## WORK INSTRUCTIONS
Write out exactly every line from the one containing "Parse this screenshot: output" through the final line of the material below, both included. Pictures are to be skipped.

## GIVEN RECORDS
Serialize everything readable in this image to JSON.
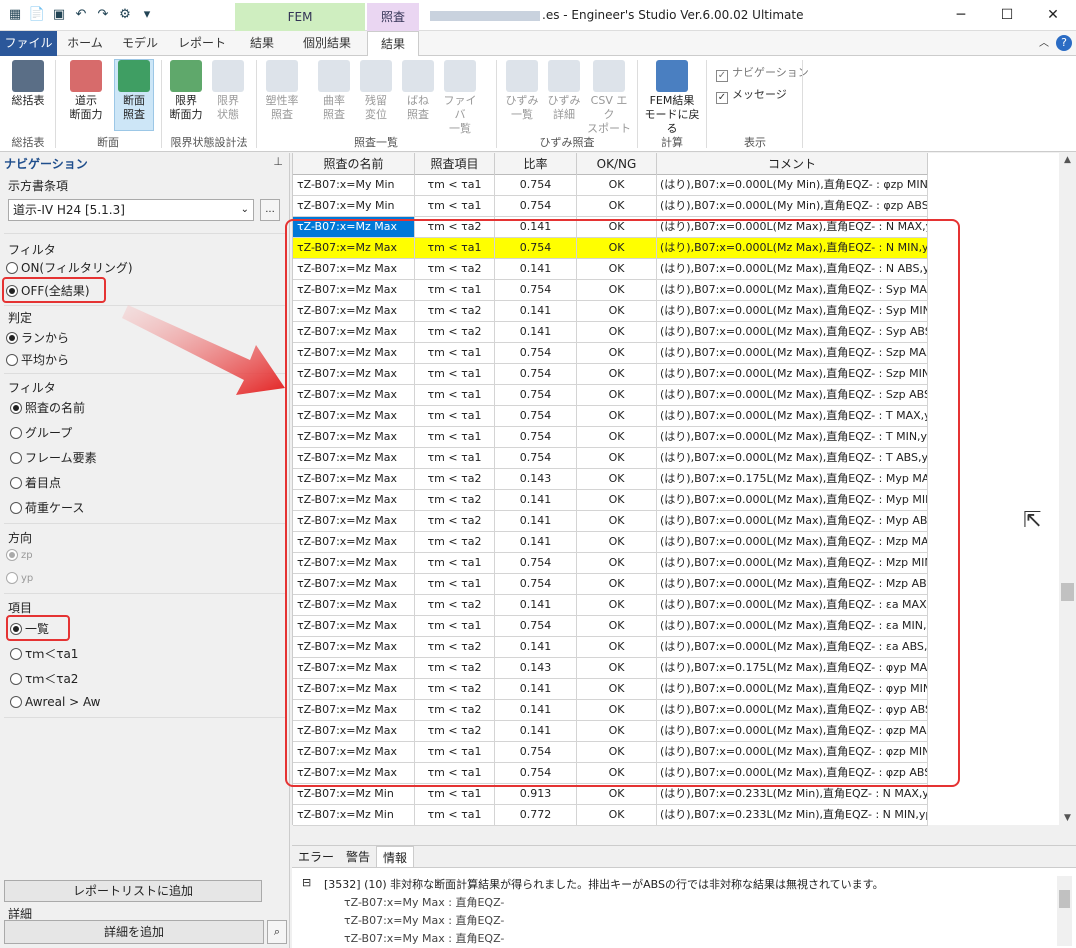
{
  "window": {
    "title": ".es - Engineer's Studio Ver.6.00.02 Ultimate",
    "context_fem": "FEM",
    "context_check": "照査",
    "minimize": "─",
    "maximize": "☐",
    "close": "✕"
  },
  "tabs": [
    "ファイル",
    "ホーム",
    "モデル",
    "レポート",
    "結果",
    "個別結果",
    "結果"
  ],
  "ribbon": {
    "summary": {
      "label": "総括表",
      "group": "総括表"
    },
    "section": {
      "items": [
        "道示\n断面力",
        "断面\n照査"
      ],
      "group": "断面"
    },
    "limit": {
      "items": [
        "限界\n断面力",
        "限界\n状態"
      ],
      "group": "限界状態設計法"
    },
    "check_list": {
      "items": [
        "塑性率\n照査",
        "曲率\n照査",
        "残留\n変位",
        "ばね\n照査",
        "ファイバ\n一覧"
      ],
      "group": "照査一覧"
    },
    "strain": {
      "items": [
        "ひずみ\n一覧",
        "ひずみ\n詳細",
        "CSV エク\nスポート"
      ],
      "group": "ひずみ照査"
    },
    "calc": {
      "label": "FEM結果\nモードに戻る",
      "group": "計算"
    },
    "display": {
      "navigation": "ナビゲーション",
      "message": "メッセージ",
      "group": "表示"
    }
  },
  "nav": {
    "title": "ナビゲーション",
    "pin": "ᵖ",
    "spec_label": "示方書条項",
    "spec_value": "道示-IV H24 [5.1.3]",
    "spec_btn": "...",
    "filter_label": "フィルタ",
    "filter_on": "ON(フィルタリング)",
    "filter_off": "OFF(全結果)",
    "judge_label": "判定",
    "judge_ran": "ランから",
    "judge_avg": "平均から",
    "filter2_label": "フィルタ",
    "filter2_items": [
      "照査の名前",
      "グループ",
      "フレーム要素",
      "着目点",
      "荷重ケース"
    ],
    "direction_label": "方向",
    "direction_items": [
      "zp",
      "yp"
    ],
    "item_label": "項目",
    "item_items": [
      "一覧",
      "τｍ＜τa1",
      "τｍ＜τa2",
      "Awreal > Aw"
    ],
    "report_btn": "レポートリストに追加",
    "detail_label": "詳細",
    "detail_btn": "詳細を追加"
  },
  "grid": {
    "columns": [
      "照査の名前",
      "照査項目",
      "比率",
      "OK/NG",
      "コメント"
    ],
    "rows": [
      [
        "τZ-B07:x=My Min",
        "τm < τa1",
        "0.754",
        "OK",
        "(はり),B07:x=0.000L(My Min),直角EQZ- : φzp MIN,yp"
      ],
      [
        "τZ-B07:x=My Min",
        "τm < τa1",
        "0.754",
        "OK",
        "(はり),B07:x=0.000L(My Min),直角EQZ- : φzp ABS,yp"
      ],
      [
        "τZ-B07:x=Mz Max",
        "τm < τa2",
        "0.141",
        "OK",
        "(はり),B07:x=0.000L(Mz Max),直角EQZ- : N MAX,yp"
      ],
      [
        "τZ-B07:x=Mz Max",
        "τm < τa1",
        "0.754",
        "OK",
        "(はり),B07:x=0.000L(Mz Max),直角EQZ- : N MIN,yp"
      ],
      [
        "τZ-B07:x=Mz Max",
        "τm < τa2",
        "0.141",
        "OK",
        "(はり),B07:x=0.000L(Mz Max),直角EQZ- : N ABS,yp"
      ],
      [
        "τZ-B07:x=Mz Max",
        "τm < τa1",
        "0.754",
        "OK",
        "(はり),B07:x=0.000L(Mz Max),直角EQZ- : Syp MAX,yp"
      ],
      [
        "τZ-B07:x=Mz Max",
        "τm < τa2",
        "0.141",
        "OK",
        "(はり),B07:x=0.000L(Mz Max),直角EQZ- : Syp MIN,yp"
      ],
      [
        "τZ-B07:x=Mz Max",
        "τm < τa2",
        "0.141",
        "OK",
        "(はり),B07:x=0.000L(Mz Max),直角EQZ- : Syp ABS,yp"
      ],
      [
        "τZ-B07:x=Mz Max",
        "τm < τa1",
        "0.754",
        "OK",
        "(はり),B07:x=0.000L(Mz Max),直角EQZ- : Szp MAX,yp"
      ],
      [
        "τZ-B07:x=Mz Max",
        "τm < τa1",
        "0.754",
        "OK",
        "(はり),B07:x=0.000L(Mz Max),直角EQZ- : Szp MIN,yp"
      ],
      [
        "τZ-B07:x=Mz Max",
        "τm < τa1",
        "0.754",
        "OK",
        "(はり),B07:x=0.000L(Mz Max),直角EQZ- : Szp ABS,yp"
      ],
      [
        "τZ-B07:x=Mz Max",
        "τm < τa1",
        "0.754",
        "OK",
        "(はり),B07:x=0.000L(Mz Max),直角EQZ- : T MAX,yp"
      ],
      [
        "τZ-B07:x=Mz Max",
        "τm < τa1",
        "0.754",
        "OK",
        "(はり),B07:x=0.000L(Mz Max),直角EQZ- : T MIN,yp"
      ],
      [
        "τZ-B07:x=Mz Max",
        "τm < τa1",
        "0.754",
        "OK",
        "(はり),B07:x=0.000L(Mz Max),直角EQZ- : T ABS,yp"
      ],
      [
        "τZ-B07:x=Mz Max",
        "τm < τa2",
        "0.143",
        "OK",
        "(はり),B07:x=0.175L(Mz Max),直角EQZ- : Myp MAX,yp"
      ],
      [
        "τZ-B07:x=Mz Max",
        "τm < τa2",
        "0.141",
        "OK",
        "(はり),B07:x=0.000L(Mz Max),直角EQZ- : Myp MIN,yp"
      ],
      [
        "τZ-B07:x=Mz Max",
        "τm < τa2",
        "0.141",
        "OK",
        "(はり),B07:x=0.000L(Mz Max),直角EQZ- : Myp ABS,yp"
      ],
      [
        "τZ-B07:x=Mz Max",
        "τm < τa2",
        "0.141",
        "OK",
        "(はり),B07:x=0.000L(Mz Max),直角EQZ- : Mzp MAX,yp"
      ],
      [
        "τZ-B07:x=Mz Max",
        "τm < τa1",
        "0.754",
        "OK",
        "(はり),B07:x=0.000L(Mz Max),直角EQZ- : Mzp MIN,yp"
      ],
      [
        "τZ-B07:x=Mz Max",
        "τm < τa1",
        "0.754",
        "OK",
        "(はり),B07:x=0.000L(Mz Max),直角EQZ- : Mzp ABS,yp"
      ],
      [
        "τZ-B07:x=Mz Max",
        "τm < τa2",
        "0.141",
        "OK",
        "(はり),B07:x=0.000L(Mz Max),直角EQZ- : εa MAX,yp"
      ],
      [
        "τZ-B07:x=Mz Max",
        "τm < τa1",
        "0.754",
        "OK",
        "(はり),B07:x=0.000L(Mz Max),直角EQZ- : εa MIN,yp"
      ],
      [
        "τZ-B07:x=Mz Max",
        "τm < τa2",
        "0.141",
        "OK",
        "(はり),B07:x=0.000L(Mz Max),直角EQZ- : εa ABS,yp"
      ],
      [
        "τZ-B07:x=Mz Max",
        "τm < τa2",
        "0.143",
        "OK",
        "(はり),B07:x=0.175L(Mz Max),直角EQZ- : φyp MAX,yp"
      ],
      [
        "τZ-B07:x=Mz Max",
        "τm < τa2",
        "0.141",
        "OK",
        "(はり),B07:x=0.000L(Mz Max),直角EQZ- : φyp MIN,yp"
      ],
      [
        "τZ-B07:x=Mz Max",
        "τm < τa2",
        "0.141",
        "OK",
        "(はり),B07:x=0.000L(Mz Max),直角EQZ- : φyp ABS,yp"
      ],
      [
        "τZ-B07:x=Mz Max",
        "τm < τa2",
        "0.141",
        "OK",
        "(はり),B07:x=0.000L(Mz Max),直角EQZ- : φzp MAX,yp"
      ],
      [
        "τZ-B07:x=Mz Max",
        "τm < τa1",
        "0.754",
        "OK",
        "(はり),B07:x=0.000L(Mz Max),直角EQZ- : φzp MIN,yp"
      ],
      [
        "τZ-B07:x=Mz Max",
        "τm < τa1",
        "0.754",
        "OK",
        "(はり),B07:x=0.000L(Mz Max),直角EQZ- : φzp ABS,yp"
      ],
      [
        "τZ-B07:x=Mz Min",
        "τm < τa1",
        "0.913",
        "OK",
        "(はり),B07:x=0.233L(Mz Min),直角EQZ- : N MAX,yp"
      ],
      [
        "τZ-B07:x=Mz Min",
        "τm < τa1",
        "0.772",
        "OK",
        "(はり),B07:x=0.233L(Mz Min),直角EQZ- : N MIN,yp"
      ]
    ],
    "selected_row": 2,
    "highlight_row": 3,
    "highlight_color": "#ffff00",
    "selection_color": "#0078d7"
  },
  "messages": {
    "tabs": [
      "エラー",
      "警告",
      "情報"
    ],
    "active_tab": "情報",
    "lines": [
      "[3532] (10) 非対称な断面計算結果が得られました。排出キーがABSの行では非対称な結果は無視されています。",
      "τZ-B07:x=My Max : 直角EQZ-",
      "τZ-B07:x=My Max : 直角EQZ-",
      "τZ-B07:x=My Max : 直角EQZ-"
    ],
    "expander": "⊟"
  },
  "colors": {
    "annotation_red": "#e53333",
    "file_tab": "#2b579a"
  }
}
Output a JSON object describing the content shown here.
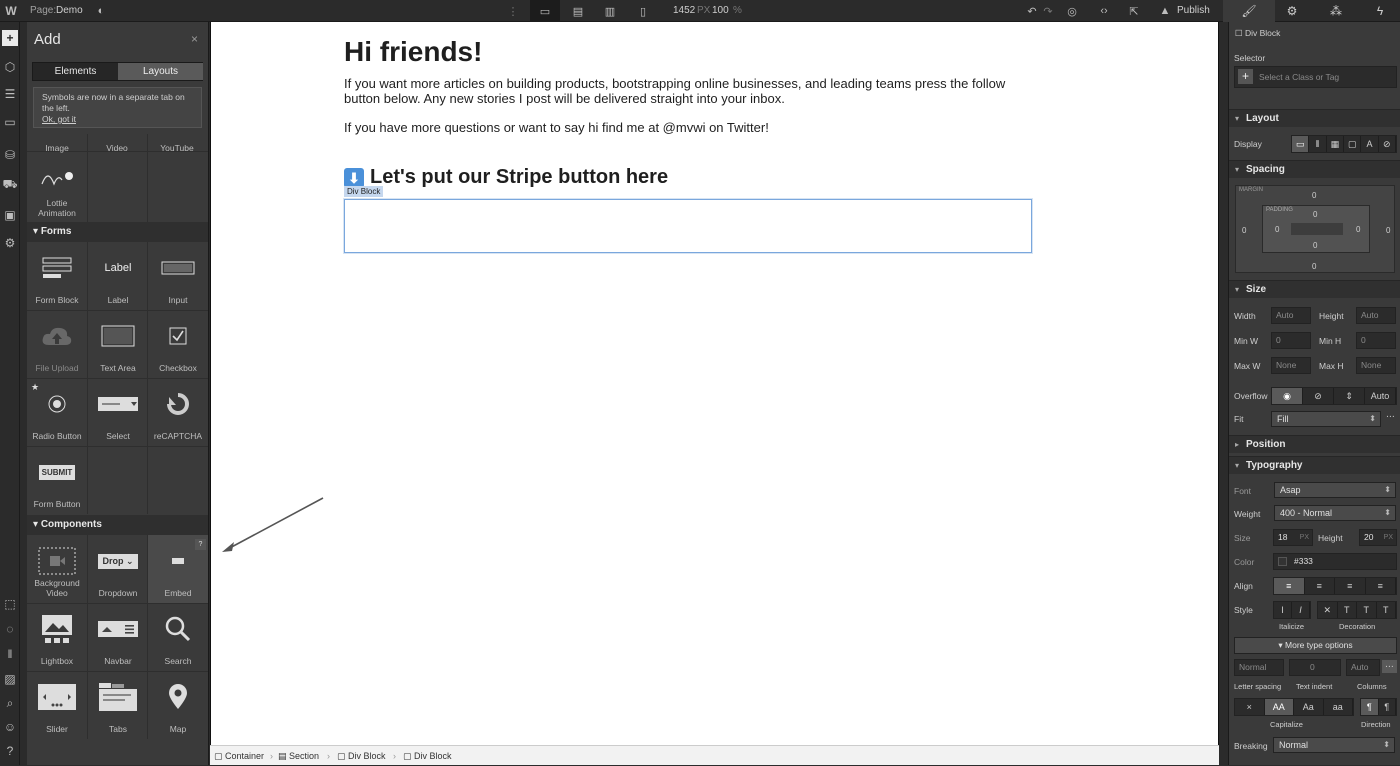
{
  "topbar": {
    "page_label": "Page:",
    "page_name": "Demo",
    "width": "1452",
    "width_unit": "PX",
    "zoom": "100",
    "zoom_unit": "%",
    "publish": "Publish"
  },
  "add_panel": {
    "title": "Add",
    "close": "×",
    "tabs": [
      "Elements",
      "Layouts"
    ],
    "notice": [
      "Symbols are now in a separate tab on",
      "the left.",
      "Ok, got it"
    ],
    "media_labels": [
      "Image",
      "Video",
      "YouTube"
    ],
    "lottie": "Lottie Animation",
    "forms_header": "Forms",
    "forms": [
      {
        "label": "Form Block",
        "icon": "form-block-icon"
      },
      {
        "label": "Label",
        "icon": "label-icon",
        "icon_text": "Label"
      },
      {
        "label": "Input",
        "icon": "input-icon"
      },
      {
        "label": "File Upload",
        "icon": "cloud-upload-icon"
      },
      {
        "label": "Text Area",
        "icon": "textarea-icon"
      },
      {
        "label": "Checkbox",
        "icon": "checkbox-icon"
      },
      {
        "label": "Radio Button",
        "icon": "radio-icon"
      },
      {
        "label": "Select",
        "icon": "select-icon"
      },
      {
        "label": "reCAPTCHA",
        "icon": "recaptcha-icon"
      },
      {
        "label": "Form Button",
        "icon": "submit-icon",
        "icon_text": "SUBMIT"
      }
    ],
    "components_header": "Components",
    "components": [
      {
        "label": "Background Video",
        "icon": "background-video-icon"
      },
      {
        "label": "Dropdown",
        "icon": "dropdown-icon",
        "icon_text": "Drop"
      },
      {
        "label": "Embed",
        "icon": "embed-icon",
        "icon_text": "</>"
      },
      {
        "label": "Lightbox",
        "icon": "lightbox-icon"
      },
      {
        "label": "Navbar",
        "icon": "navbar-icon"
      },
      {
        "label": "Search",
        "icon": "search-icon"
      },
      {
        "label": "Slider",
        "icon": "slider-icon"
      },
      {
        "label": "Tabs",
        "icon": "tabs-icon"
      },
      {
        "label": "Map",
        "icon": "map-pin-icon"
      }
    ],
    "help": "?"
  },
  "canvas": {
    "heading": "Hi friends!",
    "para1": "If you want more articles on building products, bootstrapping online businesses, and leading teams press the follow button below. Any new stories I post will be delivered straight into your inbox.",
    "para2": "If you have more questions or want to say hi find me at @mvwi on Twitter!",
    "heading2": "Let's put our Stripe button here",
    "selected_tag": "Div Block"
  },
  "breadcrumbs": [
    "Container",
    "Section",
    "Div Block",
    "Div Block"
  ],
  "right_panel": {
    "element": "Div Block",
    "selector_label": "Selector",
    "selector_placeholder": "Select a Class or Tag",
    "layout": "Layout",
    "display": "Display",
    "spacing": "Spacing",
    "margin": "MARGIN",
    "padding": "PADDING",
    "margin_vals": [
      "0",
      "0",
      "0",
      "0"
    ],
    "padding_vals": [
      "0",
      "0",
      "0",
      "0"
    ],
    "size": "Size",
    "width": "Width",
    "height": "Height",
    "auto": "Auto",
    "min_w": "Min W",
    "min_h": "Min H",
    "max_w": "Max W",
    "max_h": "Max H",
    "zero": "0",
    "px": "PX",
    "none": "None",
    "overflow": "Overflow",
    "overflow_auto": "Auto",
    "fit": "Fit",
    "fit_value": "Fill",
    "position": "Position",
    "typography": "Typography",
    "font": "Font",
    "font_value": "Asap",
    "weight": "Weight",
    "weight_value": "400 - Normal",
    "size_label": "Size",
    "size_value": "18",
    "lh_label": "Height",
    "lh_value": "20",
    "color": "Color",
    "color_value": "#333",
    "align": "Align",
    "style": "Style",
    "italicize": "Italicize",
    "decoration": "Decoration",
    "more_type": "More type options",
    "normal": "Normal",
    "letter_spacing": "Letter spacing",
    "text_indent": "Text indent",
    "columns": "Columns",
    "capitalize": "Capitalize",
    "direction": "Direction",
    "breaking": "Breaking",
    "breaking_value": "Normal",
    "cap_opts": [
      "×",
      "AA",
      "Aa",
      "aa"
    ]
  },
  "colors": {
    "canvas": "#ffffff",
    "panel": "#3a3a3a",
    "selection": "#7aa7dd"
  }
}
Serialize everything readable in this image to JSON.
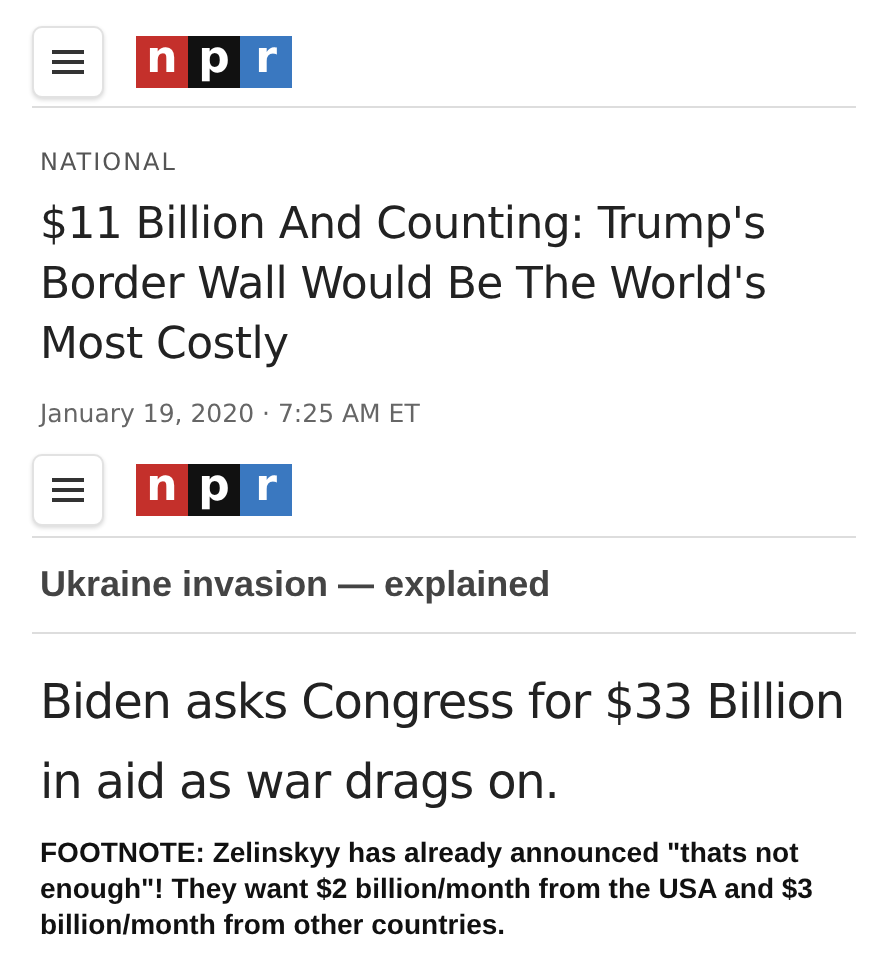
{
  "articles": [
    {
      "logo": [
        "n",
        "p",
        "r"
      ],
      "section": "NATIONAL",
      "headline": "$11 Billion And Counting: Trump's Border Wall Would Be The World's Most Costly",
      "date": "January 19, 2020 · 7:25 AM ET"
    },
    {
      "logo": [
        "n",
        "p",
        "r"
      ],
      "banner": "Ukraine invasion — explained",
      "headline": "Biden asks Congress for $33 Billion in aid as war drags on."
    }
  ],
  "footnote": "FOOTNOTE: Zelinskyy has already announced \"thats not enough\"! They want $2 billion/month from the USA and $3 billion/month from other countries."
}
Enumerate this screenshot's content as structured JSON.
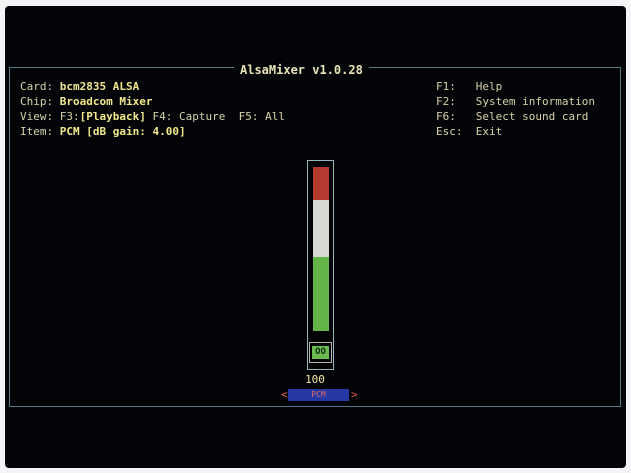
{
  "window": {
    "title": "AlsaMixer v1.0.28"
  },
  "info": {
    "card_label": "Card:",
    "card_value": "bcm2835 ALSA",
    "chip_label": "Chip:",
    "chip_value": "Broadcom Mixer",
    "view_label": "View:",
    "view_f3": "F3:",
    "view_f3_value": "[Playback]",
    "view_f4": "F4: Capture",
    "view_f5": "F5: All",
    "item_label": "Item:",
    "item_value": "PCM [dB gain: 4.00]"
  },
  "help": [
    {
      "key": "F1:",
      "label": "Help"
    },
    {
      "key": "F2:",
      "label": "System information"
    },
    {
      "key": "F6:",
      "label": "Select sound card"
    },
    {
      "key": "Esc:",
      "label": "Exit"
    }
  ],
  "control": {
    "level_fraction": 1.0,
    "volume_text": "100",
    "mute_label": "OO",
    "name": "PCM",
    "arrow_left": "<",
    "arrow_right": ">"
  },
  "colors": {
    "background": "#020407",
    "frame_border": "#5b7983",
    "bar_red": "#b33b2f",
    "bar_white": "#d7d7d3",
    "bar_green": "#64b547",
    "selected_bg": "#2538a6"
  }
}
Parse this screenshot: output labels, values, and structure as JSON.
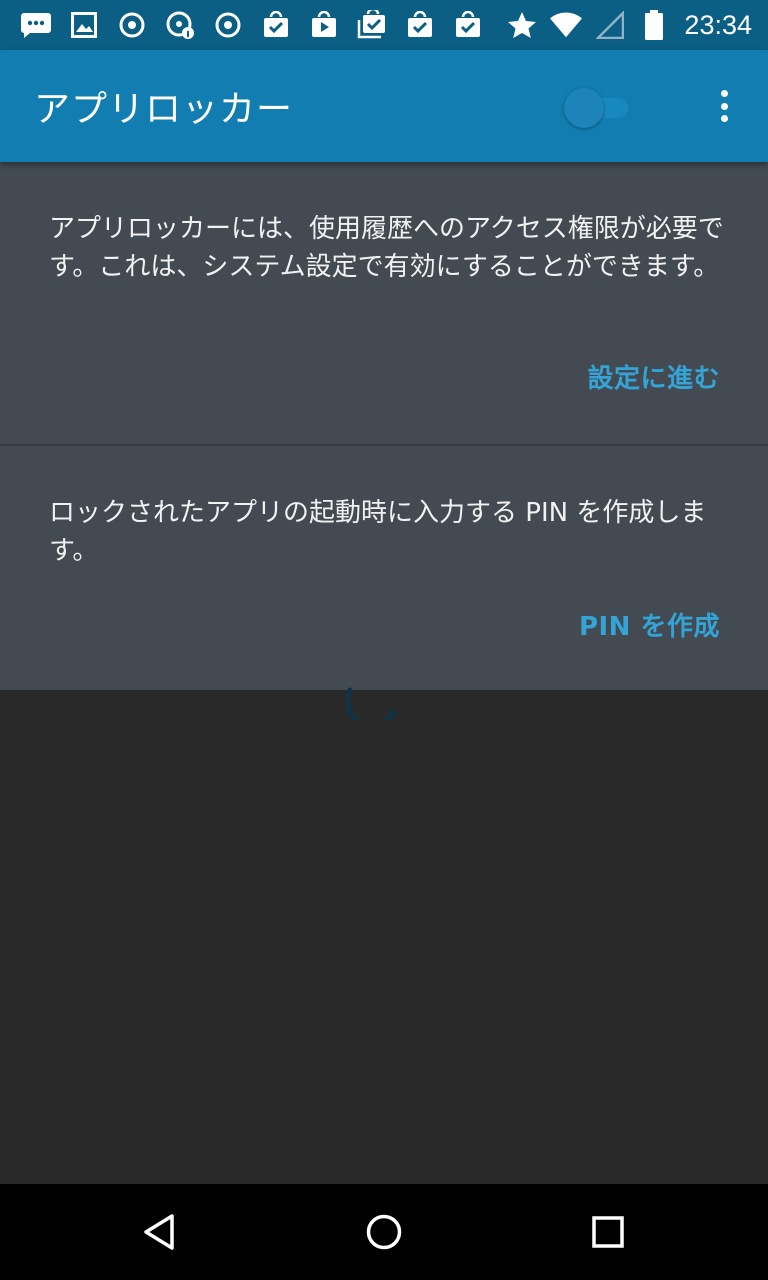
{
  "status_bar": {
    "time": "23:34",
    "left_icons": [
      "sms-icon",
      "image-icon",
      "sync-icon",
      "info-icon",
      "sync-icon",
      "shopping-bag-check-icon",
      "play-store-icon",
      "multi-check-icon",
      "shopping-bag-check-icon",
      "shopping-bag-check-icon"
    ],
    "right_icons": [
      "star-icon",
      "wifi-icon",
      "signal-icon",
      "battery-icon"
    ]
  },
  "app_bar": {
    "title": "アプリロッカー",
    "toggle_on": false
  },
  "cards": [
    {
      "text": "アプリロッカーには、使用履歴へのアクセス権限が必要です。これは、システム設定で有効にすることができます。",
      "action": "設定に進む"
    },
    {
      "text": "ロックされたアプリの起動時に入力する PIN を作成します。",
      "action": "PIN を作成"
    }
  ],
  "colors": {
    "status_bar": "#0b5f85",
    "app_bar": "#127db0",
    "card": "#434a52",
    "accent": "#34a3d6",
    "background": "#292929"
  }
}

## ANSWER BOX
Parse this screenshot: output labels, values, and structure as JSON.
{
  "status_bar": {
    "time": "23:34",
    "left_icons": [
      "sms-icon",
      "image-icon",
      "sync-icon",
      "info-icon",
      "sync-icon",
      "shopping-bag-check-icon",
      "play-store-icon",
      "multi-check-icon",
      "shopping-bag-check-icon",
      "shopping-bag-check-icon"
    ],
    "right_icons": [
      "star-icon",
      "wifi-icon",
      "signal-icon",
      "battery-icon"
    ]
  },
  "app_bar": {
    "title": "アプリロッカー",
    "toggle_on": false
  },
  "cards": [
    {
      "text": "アプリロッカーには、使用履歴へのアクセス権限が必要です。これは、システム設定で有効にすることができます。",
      "action": "設定に進む"
    },
    {
      "text": "ロックされたアプリの起動時に入力する PIN を作成します。",
      "action": "PIN を作成"
    }
  ],
  "colors": {
    "status_bar": "#0b5f85",
    "app_bar": "#127db0",
    "card": "#434a52",
    "accent": "#34a3d6",
    "background": "#292929"
  }
}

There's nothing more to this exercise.